▸ AIM OF THE TASK:
Every entry below must appear again, exactly as written.

[Dataset excerpts]
§
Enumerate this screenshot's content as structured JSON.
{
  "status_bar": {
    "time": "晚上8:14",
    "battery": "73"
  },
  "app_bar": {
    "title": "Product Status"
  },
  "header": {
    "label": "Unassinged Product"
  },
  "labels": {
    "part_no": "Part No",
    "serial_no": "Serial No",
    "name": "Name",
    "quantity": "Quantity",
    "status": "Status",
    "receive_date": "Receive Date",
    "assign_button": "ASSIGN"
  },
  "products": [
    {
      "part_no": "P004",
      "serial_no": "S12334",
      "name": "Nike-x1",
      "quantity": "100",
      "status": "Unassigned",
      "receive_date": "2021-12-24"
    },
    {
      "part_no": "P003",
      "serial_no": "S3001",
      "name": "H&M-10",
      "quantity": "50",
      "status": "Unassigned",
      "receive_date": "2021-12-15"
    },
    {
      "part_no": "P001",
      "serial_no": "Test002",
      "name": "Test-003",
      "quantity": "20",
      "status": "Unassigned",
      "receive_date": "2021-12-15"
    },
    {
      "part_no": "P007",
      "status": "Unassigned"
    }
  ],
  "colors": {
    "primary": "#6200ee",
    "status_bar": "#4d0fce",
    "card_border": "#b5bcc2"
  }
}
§
▸ WRITTEN ANSWER:
Enumerate this screenshot's content as structured JSON.
{
  "status_bar": {
    "time": "晚上8:14",
    "battery": "73"
  },
  "app_bar": {
    "title": "Product Status"
  },
  "header": {
    "label": "Unassinged Product"
  },
  "labels": {
    "part_no": "Part No",
    "serial_no": "Serial No",
    "name": "Name",
    "quantity": "Quantity",
    "status": "Status",
    "receive_date": "Receive Date",
    "assign_button": "ASSIGN"
  },
  "products": [
    {
      "part_no": "P004",
      "serial_no": "S12334",
      "name": "Nike-x1",
      "quantity": "100",
      "status": "Unassigned",
      "receive_date": "2021-12-24"
    },
    {
      "part_no": "P003",
      "serial_no": "S3001",
      "name": "H&M-10",
      "quantity": "50",
      "status": "Unassigned",
      "receive_date": "2021-12-15"
    },
    {
      "part_no": "P001",
      "serial_no": "Test002",
      "name": "Test-003",
      "quantity": "20",
      "status": "Unassigned",
      "receive_date": "2021-12-15"
    },
    {
      "part_no": "P007",
      "status": "Unassigned"
    }
  ],
  "colors": {
    "primary": "#6200ee",
    "status_bar": "#4d0fce",
    "card_border": "#b5bcc2"
  }
}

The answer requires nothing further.